- Clean kitchen surfaces regularly with a disinfectant.
It is important to ensure that all of the surfaces in your kitchen are routinely disinfected, especially after cooking with meat. Chicken in particular is known to carry several kinds of bacteria that can cause serious infections, including Salmonella.
- Wash your hands with soap and water before and after handling food—especially raw meat.
Kitchen and food hygiene starts with avoiding cross contamination. As with cleaning surfaces, cleaning your hands regularly during food preparation will avoid spreading material from one piece of food to another. This is not only important in avoiding cross contamination of bacteria, but also the potential for moving food particles from one type of food to another. The increase in allergies to such things as peanuts and shellfish make avoiding cross contamination extremely important.
- Fully wash and cook all foods, especially meat.
Here again, bacteria are the number one concern for food and kitchen hygiene. While some meats, such as steak and pork, typically only carry bacteria on the outer portion of the meat, chicken can carry the bacteria all the way through. Ground meats can also carry bacteria all the way through. This includes meats like beef and pork. Meat must reach 145 degrees Fahrenheit in order to effectively kill bacteria in the food. Some vegetables may also carry bacteria. Organic greens, which are often grown with animal-based fertilizers, have been known to carry the E. Coli virus. Fully cleaning and cooking food will help prevent these from spreading.

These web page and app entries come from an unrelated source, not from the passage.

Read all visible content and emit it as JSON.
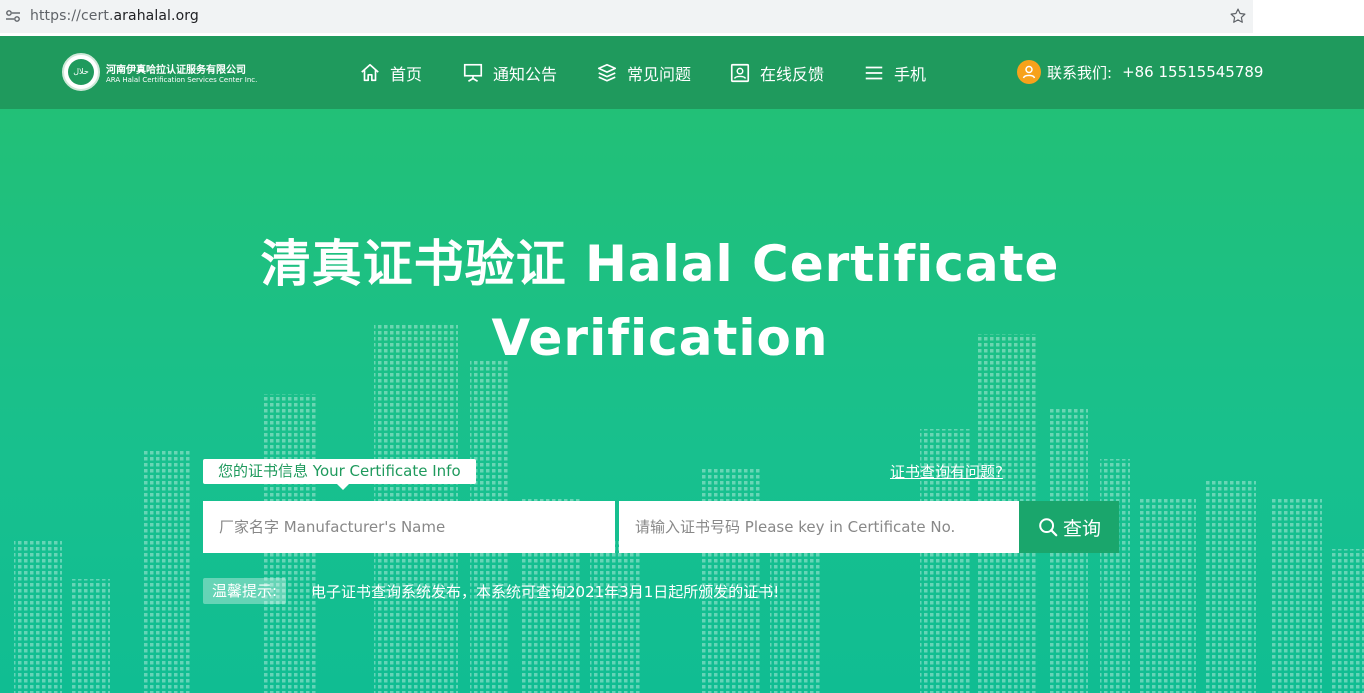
{
  "browser": {
    "url_scheme": "https://cert.",
    "url_host": "arahalal.org",
    "icons": {
      "site_info": "tune-icon",
      "bookmark": "star-icon"
    }
  },
  "header": {
    "logo": {
      "badge_text": "حلال",
      "name_cn": "河南伊真哈拉认证服务有限公司",
      "name_en": "ARA Halal Certification Services Center Inc."
    },
    "nav": [
      {
        "label": "首页",
        "icon": "home-icon"
      },
      {
        "label": "通知公告",
        "icon": "presentation-icon"
      },
      {
        "label": "常见问题",
        "icon": "layers-icon"
      },
      {
        "label": "在线反馈",
        "icon": "feedback-icon"
      },
      {
        "label": "手机",
        "icon": "menu-icon"
      }
    ],
    "contact": {
      "label": "联系我们:",
      "phone": "+86 15515545789",
      "icon": "user-icon",
      "icon_color": "#f7a21b"
    }
  },
  "hero": {
    "title_line1": "清真证书验证 Halal Certificate",
    "title_line2": "Verification",
    "info_tag": "您的证书信息 Your Certificate Info",
    "help_link": "证书查询有问题?",
    "manufacturer_placeholder": "厂家名字 Manufacturer's Name",
    "manufacturer_value": "",
    "cert_placeholder": "请输入证书号码 Please key in Certificate No.",
    "cert_value": "",
    "search_label": "查询",
    "tip_label": "温馨提示:",
    "tip_text": "电子证书查询系统发布，本系统可查询2021年3月1日起所颁发的证书!"
  },
  "colors": {
    "header_bg": "#1f9a5d",
    "hero_bg": "#21c07a",
    "search_btn": "#1aa66c"
  }
}
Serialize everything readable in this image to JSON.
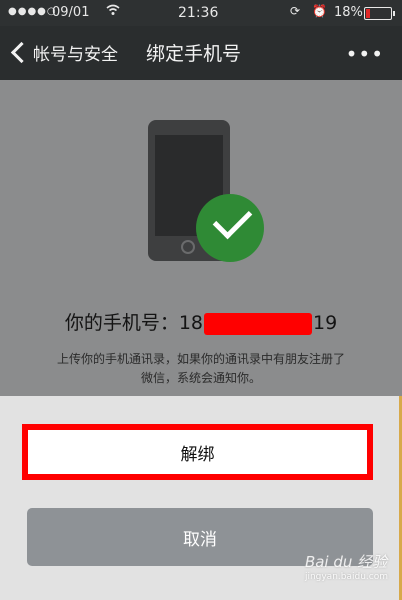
{
  "status_bar": {
    "signal": "●●●●○",
    "date": "09/01",
    "time": "21:36",
    "battery_pct": "18%",
    "battery_level": 0.18,
    "icons": [
      "signal-icon",
      "wifi-icon",
      "orientation-lock-icon",
      "alarm-icon",
      "battery-icon"
    ]
  },
  "nav": {
    "back_label": "帐号与安全",
    "title": "绑定手机号",
    "more_label": "•••"
  },
  "content": {
    "phone_prefix": "你的手机号：18",
    "phone_suffix": "19",
    "description_line1": "上传你的手机通讯录，如果你的通讯录中有朋友注册了",
    "description_line2": "微信，系统会通知你。"
  },
  "actions": {
    "unbind_label": "解绑",
    "cancel_label": "取消"
  },
  "watermark": {
    "text": "Bai du 经验",
    "sub": "jingyan.baidu.com"
  },
  "colors": {
    "accent_red": "#ff0000",
    "check_green": "#2f8a35",
    "nav_bg": "#2a2d2e"
  }
}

- Keep hidden areas around the kitchen clean from crumbs and fallen food.
Bits of food left around in the kitchen can rot, which itself is not desirable. However, these same pieces of food can also attract rodents, roaches and ants, all of which lead to a dirtier kitchen. Keeping surfaces clean after cooking and the areas around where food was prepared will help avoid attracting pests.
Other General Kitchen Safety Tips
There are many kitchen safety tips that move beyond very clearly defined categories. These especially are things every person needs to consider.
- Keep electrical appliances away from water and regularly check for frayed wires.
If your appliances get in contact with water, it can cause electrocution. Make sure your outlets and cords attached to your appliances are not near water. All cooking appliances get old eventually. Check to make sure that the cords or wires on your appliances are still in good order. Frayed wires can cause sparks, which can lead to fires.
- Store knives away from children’s reach and handle with care.
Even dull knives can cause cuts. When using knives, always ensure that you are
a) using a cutting board,
b) cutting away from your body and not toward it and
c) never handling a knife with slippery hands.
- Avoid using chairs as stepping stools.
While some chairs may be fairly stable, most chairs are not designed for standing on. A good, stable stepping stool should help reach tough-to-reach places. And especially, never use a regular stool made for sitting on as a replacement for a stepping stool!
- Have someone responsible clean up broken glass.
Anytime glass breaks in the kitchen, make sure you, or someone responsible immediately cleans it up properly. This should include vacuuming any shattered pieces and properly disposing them before allowing others into the kitchen again.
- Keep first aid kit close by.
Accidents happen in the kitchen fairly easily. Keep a first aid kit, including bandages, close by in the case of a cut or any burns.